===== Record extracts

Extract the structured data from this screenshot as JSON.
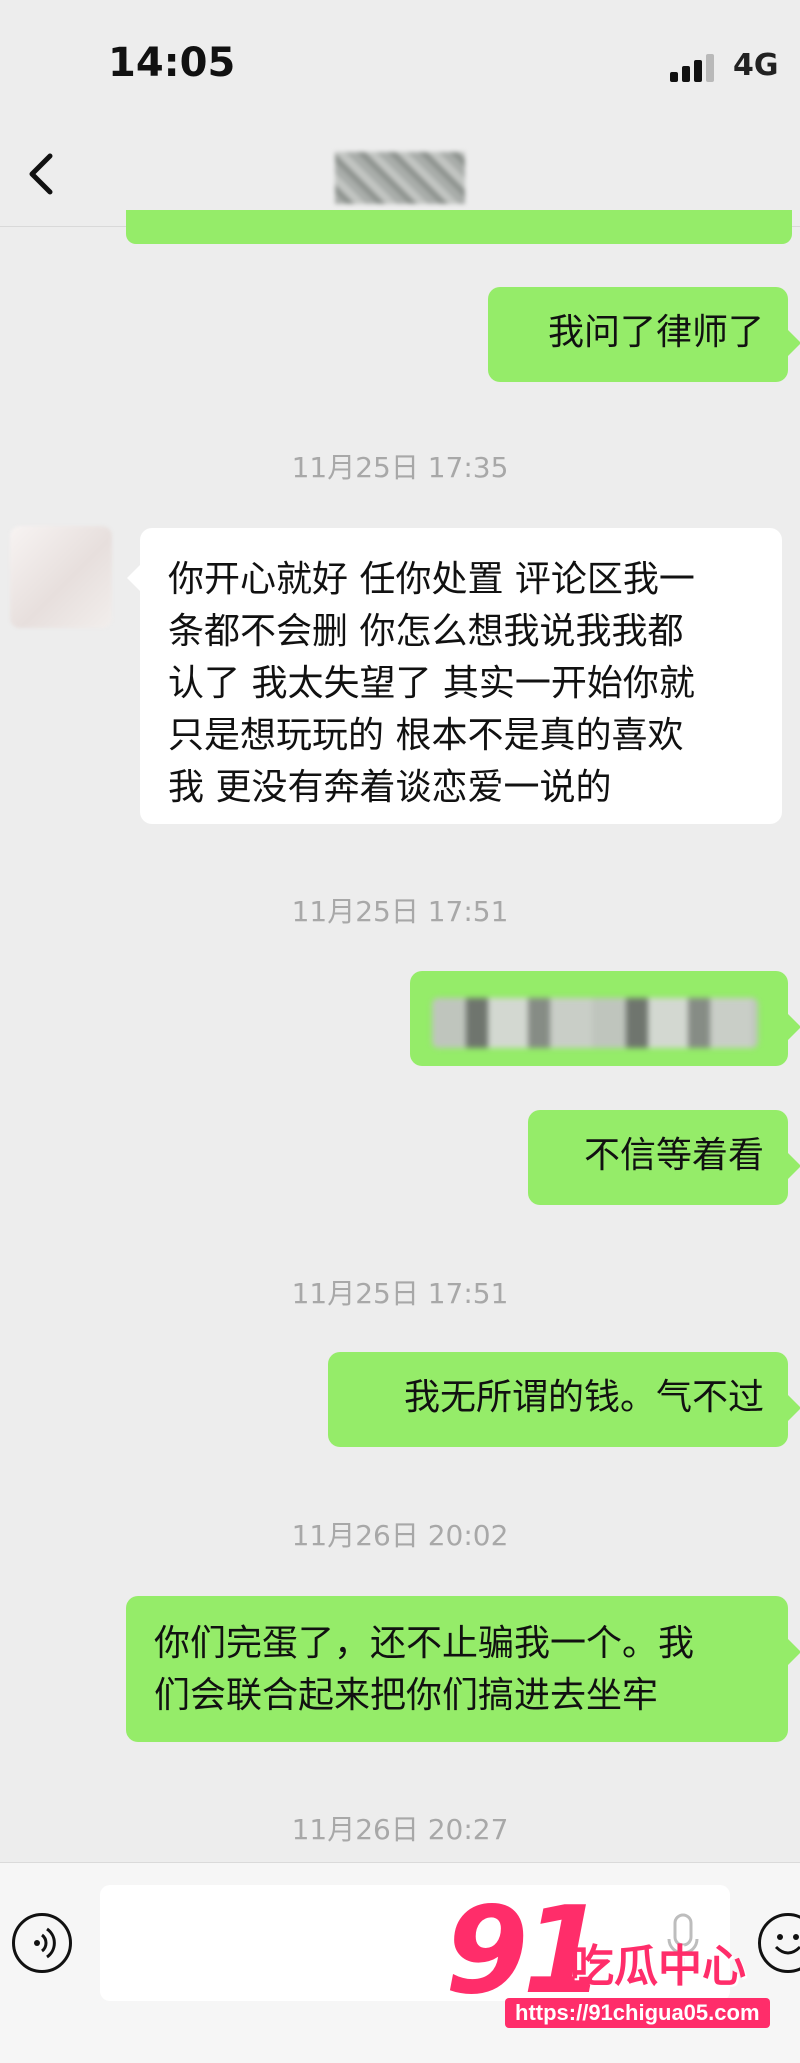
{
  "status_bar": {
    "time": "14:05",
    "network": "4G"
  },
  "nav": {
    "back_icon": "chevron-left-icon",
    "title_blurred": true
  },
  "messages": [
    {
      "kind": "out",
      "text": "我问了律师了"
    },
    {
      "kind": "timestamp",
      "text": "11月25日 17:35"
    },
    {
      "kind": "in",
      "lines": [
        "你开心就好 任你处置 评论区我一",
        "条都不会删 你怎么想我说我我都",
        "认了 我太失望了 其实一开始你就",
        "只是想玩玩的 根本不是真的喜欢",
        "我 更没有奔着谈恋爱一说的"
      ]
    },
    {
      "kind": "timestamp",
      "text": "11月25日 17:51"
    },
    {
      "kind": "out",
      "text": "",
      "blurred": true
    },
    {
      "kind": "out",
      "text": "不信等着看"
    },
    {
      "kind": "timestamp",
      "text": "11月25日 17:51"
    },
    {
      "kind": "out",
      "text": "我无所谓的钱。气不过"
    },
    {
      "kind": "timestamp",
      "text": "11月26日 20:02"
    },
    {
      "kind": "out",
      "lines": [
        "你们完蛋了，还不止骗我一个。我",
        "们会联合起来把你们搞进去坐牢"
      ]
    },
    {
      "kind": "timestamp",
      "text": "11月26日 20:27"
    }
  ],
  "input_bar": {
    "voice_icon": "voice-icon",
    "mic_icon": "microphone-icon",
    "emoji_icon": "emoji-icon"
  },
  "watermark": {
    "number": "91",
    "name": "吃瓜中心",
    "url": "https://91chigua05.com"
  },
  "colors": {
    "outgoing_bubble": "#95ec69",
    "incoming_bubble": "#ffffff",
    "background": "#ededed",
    "watermark": "#ff2d6a"
  }
}
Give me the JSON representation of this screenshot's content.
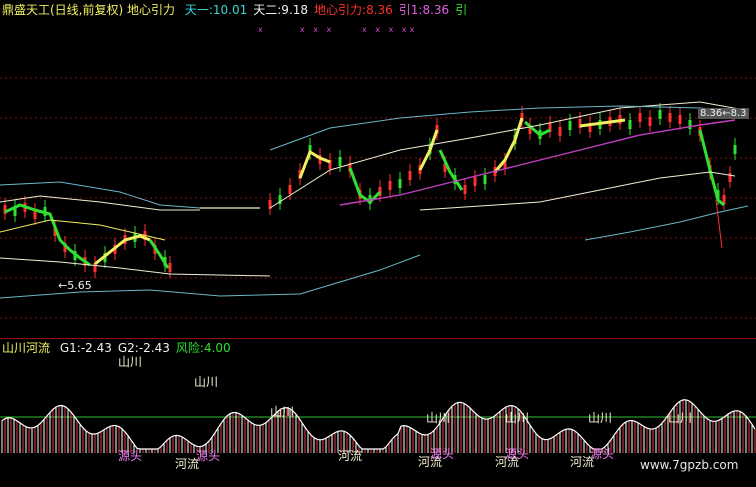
{
  "main_panel": {
    "title": "鼎盛天工(日线,前复权)",
    "indicator_name": "地心引力",
    "values": [
      {
        "label": "天一:",
        "value": "10.01",
        "color": "#3ad4d4"
      },
      {
        "label": "天二:",
        "value": "9.18",
        "color": "#f0f0f0"
      },
      {
        "label": "地心引力:",
        "value": "8.36",
        "color": "#ff3030"
      },
      {
        "label": "引1:",
        "value": "8.36",
        "color": "#e060e0"
      },
      {
        "label": "引",
        "value": "",
        "color": "#30e030"
      }
    ],
    "markers": [
      "x",
      "x x x",
      "x x x xx"
    ],
    "low_label": "←5.65",
    "price_label": "8.36←8.3"
  },
  "sub_panel": {
    "name": "山川河流",
    "values": [
      {
        "label": "G1:",
        "value": "-2.43",
        "color": "#f0f0f0"
      },
      {
        "label": "G2:",
        "value": "-2.43",
        "color": "#f0f0f0"
      },
      {
        "label": "风险:",
        "value": "4.00",
        "color": "#30e030"
      }
    ],
    "signal_labels": {
      "mountain": "山川",
      "river": "河流",
      "source": "源头"
    }
  },
  "watermark": "www.7gpzb.com",
  "colors": {
    "background": "#000000",
    "grid": "#8a0f0f",
    "bull_candle": "#ff3030",
    "bear_candle": "#30e030",
    "ma_yellow": "#f0f060",
    "ma_purple": "#c040c0",
    "band_cyan": "#6ab8c8",
    "band_white": "#f0f0d0",
    "histo_white": "#ffffff",
    "histo_red": "#e04040",
    "risk_line": "#30c030"
  }
}
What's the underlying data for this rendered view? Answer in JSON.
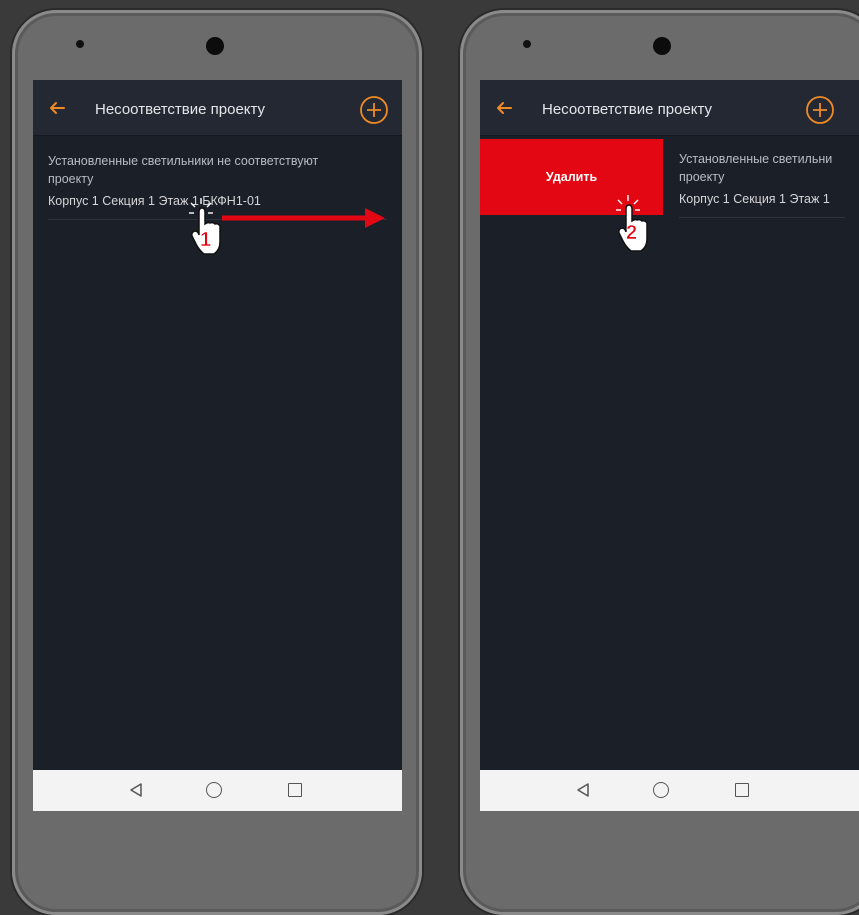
{
  "screens": [
    {
      "app_bar": {
        "title": "Несоответствие проекту"
      },
      "icons": {
        "back": "arrow-left-icon",
        "add": "plus-circle-icon"
      },
      "list_item": {
        "line1": "Установленные светильники не соответствуют",
        "line2": "проекту",
        "line3": "Корпус 1 Секция 1 Этаж 1 БКФН1-01"
      },
      "step_marker": "1"
    },
    {
      "app_bar": {
        "title": "Несоответствие проекту"
      },
      "icons": {
        "back": "arrow-left-icon",
        "add": "plus-circle-icon"
      },
      "delete_label": "Удалить",
      "list_item": {
        "line1": "Установленные светильни",
        "line2": "проекту",
        "line3": "Корпус 1 Секция 1 Этаж 1"
      },
      "step_marker": "2"
    }
  ],
  "colors": {
    "accent": "#f08a24",
    "delete": "#e30613",
    "screen_bg": "#1b1f27",
    "app_bar_bg": "#232833",
    "swipe_arrow": "#e30613"
  },
  "nav_icons": [
    "triangle-back-icon",
    "circle-home-icon",
    "square-recents-icon"
  ]
}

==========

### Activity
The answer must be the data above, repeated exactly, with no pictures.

### Answer space
Extract the structured data from this screenshot as JSON.
{
  "status_bar": {
    "time": "14:05",
    "network": "4G"
  },
  "nav": {
    "back_icon": "chevron-left-icon",
    "title_blurred": true
  },
  "messages": [
    {
      "kind": "out",
      "text": "我问了律师了"
    },
    {
      "kind": "timestamp",
      "text": "11月25日 17:35"
    },
    {
      "kind": "in",
      "lines": [
        "你开心就好 任你处置 评论区我一",
        "条都不会删 你怎么想我说我我都",
        "认了 我太失望了 其实一开始你就",
        "只是想玩玩的 根本不是真的喜欢",
        "我 更没有奔着谈恋爱一说的"
      ]
    },
    {
      "kind": "timestamp",
      "text": "11月25日 17:51"
    },
    {
      "kind": "out",
      "text": "",
      "blurred": true
    },
    {
      "kind": "out",
      "text": "不信等着看"
    },
    {
      "kind": "timestamp",
      "text": "11月25日 17:51"
    },
    {
      "kind": "out",
      "text": "我无所谓的钱。气不过"
    },
    {
      "kind": "timestamp",
      "text": "11月26日 20:02"
    },
    {
      "kind": "out",
      "lines": [
        "你们完蛋了，还不止骗我一个。我",
        "们会联合起来把你们搞进去坐牢"
      ]
    },
    {
      "kind": "timestamp",
      "text": "11月26日 20:27"
    }
  ],
  "input_bar": {
    "voice_icon": "voice-icon",
    "mic_icon": "microphone-icon",
    "emoji_icon": "emoji-icon"
  },
  "watermark": {
    "number": "91",
    "name": "吃瓜中心",
    "url": "https://91chigua05.com"
  },
  "colors": {
    "outgoing_bubble": "#95ec69",
    "incoming_bubble": "#ffffff",
    "background": "#ededed",
    "watermark": "#ff2d6a"
  }
}
Give me the JSON representation of this screenshot's content.
{
  "main_panel": {
    "title": "鼎盛天工(日线,前复权)",
    "indicator_name": "地心引力",
    "values": [
      {
        "label": "天一:",
        "value": "10.01",
        "color": "#3ad4d4"
      },
      {
        "label": "天二:",
        "value": "9.18",
        "color": "#f0f0f0"
      },
      {
        "label": "地心引力:",
        "value": "8.36",
        "color": "#ff3030"
      },
      {
        "label": "引1:",
        "value": "8.36",
        "color": "#e060e0"
      },
      {
        "label": "引",
        "value": "",
        "color": "#30e030"
      }
    ],
    "markers": [
      "x",
      "x x x",
      "x x x xx"
    ],
    "low_label": "←5.65",
    "price_label": "8.36←8.3"
  },
  "sub_panel": {
    "name": "山川河流",
    "values": [
      {
        "label": "G1:",
        "value": "-2.43",
        "color": "#f0f0f0"
      },
      {
        "label": "G2:",
        "value": "-2.43",
        "color": "#f0f0f0"
      },
      {
        "label": "风险:",
        "value": "4.00",
        "color": "#30e030"
      }
    ],
    "signal_labels": {
      "mountain": "山川",
      "river": "河流",
      "source": "源头"
    }
  },
  "watermark": "www.7gpzb.com",
  "colors": {
    "background": "#000000",
    "grid": "#8a0f0f",
    "bull_candle": "#ff3030",
    "bear_candle": "#30e030",
    "ma_yellow": "#f0f060",
    "ma_purple": "#c040c0",
    "band_cyan": "#6ab8c8",
    "band_white": "#f0f0d0",
    "histo_white": "#ffffff",
    "histo_red": "#e04040",
    "risk_line": "#30c030"
  }
}
What's the underlying data for this rendered view? Answer in JSON.
{
  "screens": [
    {
      "app_bar": {
        "title": "Несоответствие проекту"
      },
      "icons": {
        "back": "arrow-left-icon",
        "add": "plus-circle-icon"
      },
      "list_item": {
        "line1": "Установленные светильники не соответствуют",
        "line2": "проекту",
        "line3": "Корпус 1 Секция 1 Этаж 1 БКФН1-01"
      },
      "step_marker": "1"
    },
    {
      "app_bar": {
        "title": "Несоответствие проекту"
      },
      "icons": {
        "back": "arrow-left-icon",
        "add": "plus-circle-icon"
      },
      "delete_label": "Удалить",
      "list_item": {
        "line1": "Установленные светильни",
        "line2": "проекту",
        "line3": "Корпус 1 Секция 1 Этаж 1"
      },
      "step_marker": "2"
    }
  ],
  "colors": {
    "accent": "#f08a24",
    "delete": "#e30613",
    "screen_bg": "#1b1f27",
    "app_bar_bg": "#232833",
    "swipe_arrow": "#e30613"
  },
  "nav_icons": [
    "triangle-back-icon",
    "circle-home-icon",
    "square-recents-icon"
  ]
}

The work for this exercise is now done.